Visionworks eventually rebounded and got its call volume and caller handling back down to acceptable levels. And the experiences they picked up along the way, Shawnna said, were invaluable. Each step became another lesson in how to effect innovation within a system on the go.

Overcoming the human challenges of an automated outlook

Moderator Evan opened the floor to questions for the last leg of the webinar. One relevant query came directed at Kavitha: “How did automation catch traction from within your organization, both from users and from leadership?”

“I’d say not easily, right?” Kavitha said dryly. She noted that her leadership was typically receptive to automation measures because “it was very apparent from their perspective that we needed to do something different,” specifically with regard to the lengthy turnaround times database provisioning was causing. But when it “came to the team members, not everyone was sure about why we needed to do that. That’s where having a lot of meetings and being transparent about the problem statement and our goals really helped.”

It’s an excellent example that touches on a number of points we’ve raised in previous blog posts:

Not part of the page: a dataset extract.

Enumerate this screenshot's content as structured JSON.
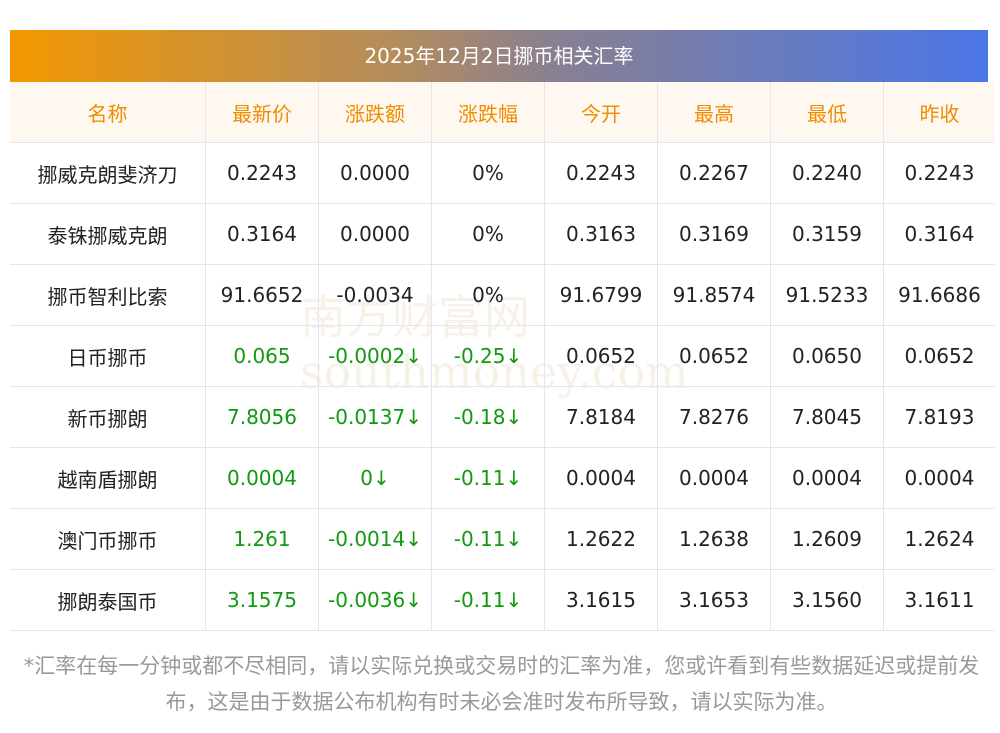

  • People may resist automation if they feel it endangers their job security. Transparency, role refocusing and good-faith upskilling can all be substantial help in earning mindshare here.
  • The higher-level the stakeholder, the more black-and-white the figures should be. In Kavitha’s case, showing that change was needed and could bring a measurable improvement immediately increased her boss’s acceptance of automation.
  • Transparency and a focus on approach/outlook win the day. Spelling out the core goal, the high-level process by which the company plans to use automation and the ways departmental goals align can all help with institutional inertia.

Check out the full webinar

Our entire Warp speed to digital innovation webinar with expert insights from Kavitha and Shawnna can be found here.